### Problem details
Where does "this" appear in the data? Return each line that holds it.
*** Supplied material Section Begins ***
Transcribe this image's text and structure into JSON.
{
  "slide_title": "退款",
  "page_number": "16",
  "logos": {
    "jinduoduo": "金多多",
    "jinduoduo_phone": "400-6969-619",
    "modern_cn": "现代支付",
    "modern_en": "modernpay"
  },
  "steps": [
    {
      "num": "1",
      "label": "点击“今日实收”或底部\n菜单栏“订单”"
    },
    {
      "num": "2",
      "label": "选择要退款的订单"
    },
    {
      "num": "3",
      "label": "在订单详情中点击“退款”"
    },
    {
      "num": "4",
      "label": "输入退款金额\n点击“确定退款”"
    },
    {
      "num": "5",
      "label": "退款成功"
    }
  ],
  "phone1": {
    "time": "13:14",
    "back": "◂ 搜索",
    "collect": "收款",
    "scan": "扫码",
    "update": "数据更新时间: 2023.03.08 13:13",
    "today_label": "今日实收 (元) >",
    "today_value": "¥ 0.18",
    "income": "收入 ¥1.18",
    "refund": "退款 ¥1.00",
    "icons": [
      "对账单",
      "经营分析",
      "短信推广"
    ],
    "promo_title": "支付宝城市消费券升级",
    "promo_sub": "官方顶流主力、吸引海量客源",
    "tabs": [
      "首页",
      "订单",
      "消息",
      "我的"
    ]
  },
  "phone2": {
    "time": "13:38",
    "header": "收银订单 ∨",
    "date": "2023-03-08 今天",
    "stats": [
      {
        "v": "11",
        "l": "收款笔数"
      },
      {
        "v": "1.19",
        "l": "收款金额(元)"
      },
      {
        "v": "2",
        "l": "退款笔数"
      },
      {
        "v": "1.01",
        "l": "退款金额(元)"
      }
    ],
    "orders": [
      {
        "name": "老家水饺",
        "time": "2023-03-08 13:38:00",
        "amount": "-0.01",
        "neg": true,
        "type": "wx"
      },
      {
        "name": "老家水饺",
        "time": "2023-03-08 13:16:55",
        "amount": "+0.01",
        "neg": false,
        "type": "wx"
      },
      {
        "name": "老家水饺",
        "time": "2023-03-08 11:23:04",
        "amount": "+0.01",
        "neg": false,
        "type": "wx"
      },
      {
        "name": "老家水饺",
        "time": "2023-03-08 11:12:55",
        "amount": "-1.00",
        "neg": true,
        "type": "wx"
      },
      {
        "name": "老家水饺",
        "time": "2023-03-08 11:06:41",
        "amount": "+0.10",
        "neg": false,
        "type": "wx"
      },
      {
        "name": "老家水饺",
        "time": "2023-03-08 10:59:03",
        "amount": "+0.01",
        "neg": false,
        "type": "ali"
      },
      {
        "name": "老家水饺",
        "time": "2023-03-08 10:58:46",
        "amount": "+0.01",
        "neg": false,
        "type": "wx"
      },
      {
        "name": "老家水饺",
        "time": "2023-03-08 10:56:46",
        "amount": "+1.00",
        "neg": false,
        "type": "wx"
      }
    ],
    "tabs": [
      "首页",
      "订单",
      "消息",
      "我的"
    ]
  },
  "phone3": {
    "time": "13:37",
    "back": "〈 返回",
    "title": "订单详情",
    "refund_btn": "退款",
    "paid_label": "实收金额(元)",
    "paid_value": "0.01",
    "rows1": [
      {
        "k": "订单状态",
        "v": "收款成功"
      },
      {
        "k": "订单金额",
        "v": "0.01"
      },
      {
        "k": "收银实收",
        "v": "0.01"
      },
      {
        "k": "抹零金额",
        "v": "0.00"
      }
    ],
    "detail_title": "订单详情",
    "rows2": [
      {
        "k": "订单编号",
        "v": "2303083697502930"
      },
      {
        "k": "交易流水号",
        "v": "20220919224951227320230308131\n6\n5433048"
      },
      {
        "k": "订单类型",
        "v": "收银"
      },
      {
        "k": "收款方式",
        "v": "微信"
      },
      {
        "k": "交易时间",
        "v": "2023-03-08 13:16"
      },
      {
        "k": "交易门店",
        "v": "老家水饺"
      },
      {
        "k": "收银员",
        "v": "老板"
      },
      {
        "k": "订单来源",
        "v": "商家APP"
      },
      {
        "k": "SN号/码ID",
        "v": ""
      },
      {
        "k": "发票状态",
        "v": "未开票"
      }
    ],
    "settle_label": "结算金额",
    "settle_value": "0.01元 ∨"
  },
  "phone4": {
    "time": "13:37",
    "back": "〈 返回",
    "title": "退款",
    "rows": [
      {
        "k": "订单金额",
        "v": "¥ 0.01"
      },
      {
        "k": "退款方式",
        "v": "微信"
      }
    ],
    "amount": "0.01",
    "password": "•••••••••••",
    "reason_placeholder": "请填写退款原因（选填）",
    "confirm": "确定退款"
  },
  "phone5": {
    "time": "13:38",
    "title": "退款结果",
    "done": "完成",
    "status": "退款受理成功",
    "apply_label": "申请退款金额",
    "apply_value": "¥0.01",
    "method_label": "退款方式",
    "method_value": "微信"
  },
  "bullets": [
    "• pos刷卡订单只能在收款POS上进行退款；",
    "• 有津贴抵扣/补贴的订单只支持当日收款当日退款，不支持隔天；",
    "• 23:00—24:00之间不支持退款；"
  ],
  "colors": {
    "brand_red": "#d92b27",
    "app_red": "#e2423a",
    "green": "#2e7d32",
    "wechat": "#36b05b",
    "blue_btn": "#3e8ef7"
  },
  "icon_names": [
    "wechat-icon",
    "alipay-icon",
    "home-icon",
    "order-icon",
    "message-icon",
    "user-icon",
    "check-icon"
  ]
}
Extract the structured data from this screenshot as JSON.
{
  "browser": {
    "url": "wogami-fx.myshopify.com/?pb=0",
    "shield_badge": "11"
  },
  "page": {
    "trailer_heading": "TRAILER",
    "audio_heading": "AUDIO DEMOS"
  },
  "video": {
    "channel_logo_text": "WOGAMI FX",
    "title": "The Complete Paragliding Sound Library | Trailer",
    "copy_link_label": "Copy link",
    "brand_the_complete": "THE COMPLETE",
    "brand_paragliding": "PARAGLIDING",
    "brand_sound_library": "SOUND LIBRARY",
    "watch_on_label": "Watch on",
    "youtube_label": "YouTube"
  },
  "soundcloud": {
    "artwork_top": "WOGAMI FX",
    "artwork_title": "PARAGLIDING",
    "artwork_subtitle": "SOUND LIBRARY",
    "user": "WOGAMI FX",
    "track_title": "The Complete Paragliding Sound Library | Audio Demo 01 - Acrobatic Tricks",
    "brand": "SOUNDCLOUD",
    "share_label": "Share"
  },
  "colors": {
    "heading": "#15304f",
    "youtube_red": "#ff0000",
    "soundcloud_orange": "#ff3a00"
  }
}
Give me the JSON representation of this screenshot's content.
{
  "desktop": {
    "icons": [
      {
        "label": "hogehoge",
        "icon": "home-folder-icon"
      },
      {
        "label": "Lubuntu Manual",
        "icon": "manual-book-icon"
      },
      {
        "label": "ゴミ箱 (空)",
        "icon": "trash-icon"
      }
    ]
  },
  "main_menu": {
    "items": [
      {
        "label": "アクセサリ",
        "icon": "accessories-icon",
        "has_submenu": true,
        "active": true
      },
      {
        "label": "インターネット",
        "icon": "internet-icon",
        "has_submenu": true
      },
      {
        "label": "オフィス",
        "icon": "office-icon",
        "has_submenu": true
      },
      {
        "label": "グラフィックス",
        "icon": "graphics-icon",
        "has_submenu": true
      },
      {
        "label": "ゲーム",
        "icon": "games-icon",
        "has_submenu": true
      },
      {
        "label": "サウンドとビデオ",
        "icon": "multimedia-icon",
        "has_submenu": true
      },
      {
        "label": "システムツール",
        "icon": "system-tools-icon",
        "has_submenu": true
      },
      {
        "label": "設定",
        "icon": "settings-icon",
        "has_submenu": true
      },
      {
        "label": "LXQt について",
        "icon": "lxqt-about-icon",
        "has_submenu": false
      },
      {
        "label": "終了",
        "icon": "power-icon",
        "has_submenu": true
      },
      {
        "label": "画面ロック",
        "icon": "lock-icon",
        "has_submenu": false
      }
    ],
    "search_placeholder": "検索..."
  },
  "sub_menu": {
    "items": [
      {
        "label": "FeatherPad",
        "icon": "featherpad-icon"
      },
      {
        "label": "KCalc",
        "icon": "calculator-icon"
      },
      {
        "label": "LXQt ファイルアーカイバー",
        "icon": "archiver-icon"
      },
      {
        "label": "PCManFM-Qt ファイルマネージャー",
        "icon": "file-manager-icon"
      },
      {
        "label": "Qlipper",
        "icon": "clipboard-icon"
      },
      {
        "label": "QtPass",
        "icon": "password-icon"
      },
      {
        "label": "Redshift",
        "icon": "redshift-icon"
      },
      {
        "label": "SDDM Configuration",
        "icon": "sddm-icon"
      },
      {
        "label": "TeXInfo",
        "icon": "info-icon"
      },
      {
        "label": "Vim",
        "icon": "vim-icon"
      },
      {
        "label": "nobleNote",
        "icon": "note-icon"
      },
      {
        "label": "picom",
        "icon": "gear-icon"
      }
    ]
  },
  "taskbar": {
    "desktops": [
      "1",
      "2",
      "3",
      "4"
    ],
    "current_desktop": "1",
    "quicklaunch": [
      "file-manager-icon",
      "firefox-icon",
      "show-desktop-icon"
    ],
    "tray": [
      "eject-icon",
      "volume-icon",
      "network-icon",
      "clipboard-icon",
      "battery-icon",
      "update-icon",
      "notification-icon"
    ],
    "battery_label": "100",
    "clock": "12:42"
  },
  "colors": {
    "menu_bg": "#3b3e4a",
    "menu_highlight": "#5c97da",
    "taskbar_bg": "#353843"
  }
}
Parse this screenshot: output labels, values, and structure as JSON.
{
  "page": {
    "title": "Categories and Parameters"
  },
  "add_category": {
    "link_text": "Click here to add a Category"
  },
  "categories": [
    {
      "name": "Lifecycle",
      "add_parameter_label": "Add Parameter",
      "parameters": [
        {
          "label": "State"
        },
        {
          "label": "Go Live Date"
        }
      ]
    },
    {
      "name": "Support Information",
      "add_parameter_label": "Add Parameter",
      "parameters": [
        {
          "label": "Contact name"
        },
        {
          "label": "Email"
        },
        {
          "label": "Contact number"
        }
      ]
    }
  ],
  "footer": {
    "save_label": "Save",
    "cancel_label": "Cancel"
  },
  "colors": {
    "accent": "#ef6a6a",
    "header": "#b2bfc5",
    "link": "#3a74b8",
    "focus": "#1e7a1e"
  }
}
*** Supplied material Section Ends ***
### Task result
Transcribe this image's text and structure into JSON.
Extract the structured data from this screenshot as JSON.
Give me the JSON representation of this screenshot's content.
Parse this screenshot: output labels, values, and structure as JSON.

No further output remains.